Every year U.S. companies spend money to dispose of 6 billion lbs of chicken feathers by burning, burying or using them as recycled animal feed. In this project instead of using highly ordered nano-structural materials, we will simply try to use chicken feather fibers as a precursor material and try to obtain high surface area carbon-nitrogen based fiber by controlled pyrolysis. When keratin based chicken feathers are heat treated by controlled pyrolysis, hollow carbon microtubes are formed with nanoporous walls. Their surface area increases substantially by the formation of fractals and micropores thus enabling more hydrogen adsorption than untreated feather fibers.

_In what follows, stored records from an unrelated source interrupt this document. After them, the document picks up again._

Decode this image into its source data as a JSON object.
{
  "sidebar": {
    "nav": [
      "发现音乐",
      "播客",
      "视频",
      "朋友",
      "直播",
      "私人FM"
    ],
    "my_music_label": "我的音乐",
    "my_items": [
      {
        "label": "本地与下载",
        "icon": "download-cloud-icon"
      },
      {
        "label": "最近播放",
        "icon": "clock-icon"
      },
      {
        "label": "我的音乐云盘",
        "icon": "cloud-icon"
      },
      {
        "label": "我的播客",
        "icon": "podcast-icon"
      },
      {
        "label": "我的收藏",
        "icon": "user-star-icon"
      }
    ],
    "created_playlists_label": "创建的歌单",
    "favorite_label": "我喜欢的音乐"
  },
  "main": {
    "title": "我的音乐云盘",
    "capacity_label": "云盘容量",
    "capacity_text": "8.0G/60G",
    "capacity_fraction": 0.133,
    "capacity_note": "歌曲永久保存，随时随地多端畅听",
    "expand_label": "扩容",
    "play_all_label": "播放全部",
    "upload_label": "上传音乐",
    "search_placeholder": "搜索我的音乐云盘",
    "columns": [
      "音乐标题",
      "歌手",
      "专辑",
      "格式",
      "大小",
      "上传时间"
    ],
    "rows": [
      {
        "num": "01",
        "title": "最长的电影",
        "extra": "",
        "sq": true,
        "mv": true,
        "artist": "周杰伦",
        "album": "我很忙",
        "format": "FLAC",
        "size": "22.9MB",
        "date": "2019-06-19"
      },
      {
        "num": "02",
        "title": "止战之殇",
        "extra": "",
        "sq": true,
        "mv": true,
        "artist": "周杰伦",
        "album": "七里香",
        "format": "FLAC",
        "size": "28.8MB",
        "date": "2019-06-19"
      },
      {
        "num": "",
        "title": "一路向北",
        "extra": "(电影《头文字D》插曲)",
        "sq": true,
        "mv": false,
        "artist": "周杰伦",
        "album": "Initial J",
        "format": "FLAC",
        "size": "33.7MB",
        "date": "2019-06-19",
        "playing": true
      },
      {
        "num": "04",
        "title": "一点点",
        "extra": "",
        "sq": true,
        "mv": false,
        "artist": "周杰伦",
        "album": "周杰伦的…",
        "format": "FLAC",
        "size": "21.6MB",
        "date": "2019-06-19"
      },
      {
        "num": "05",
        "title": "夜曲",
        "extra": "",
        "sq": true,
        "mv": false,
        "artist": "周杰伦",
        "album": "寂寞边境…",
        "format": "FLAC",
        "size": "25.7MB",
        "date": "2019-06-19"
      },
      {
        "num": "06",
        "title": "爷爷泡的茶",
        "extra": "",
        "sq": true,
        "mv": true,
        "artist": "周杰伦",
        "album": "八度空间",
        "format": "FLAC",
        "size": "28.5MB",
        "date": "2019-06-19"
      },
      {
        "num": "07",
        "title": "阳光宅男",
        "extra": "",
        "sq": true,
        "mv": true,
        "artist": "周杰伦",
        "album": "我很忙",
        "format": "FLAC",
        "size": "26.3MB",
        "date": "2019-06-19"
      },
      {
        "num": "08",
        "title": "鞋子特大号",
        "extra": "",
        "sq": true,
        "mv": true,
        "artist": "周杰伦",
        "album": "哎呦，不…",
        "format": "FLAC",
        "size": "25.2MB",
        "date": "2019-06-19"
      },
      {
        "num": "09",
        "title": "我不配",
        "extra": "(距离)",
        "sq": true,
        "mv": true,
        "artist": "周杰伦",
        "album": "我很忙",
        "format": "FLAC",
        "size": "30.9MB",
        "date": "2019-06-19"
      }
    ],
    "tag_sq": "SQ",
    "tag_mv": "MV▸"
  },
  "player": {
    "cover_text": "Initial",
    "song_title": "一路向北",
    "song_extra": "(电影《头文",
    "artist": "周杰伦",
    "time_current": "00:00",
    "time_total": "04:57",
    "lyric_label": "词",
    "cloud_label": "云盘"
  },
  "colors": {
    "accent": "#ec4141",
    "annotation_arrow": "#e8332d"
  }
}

We are going to investigate the details of the pyrolysis of feather fibers and optimize the process parameters to increase the number of pores suitable for hydrogen adsorption. At the end of the project the storage tank will be capable of storing H2 reversibly and more energy efficient than today’s state of the art H2 tanks. The maximum cost of the storage system is expected to be between $200 and $400. The knowledge from the project will be exposed to the researchers by Green Chemistry and Engineering Meetings and to students by courses such as Green Engineering and Bio-Based Materials at the University of Delaware.